_Task instructions:_ Having read the material, return every line of it exactly.

_The data:_
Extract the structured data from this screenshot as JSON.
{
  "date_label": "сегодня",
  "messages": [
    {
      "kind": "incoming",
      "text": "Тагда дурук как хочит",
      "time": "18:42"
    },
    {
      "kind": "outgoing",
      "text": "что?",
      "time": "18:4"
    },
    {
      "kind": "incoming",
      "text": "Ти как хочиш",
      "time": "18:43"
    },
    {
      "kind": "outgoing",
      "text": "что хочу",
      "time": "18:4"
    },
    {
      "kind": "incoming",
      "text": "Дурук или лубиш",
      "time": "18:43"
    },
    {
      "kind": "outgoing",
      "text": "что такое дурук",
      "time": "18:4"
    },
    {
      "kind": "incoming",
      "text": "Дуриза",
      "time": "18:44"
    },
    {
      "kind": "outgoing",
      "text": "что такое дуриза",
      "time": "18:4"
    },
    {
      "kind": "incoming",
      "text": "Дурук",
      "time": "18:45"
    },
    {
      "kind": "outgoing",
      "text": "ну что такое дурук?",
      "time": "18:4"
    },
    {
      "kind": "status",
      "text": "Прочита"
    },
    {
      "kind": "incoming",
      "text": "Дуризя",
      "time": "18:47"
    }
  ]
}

_Task output:_
Extract the structured data from this screenshot as JSON.
{
  "date_label": "сегодня",
  "messages": [
    {
      "kind": "incoming",
      "text": "Тагда дурук как хочит",
      "time": "18:42"
    },
    {
      "kind": "outgoing",
      "text": "что?",
      "time": "18:4"
    },
    {
      "kind": "incoming",
      "text": "Ти как хочиш",
      "time": "18:43"
    },
    {
      "kind": "outgoing",
      "text": "что хочу",
      "time": "18:4"
    },
    {
      "kind": "incoming",
      "text": "Дурук или лубиш",
      "time": "18:43"
    },
    {
      "kind": "outgoing",
      "text": "что такое дурук",
      "time": "18:4"
    },
    {
      "kind": "incoming",
      "text": "Дуриза",
      "time": "18:44"
    },
    {
      "kind": "outgoing",
      "text": "что такое дуриза",
      "time": "18:4"
    },
    {
      "kind": "incoming",
      "text": "Дурук",
      "time": "18:45"
    },
    {
      "kind": "outgoing",
      "text": "ну что такое дурук?",
      "time": "18:4"
    },
    {
      "kind": "status",
      "text": "Прочита"
    },
    {
      "kind": "incoming",
      "text": "Дуризя",
      "time": "18:47"
    }
  ]
}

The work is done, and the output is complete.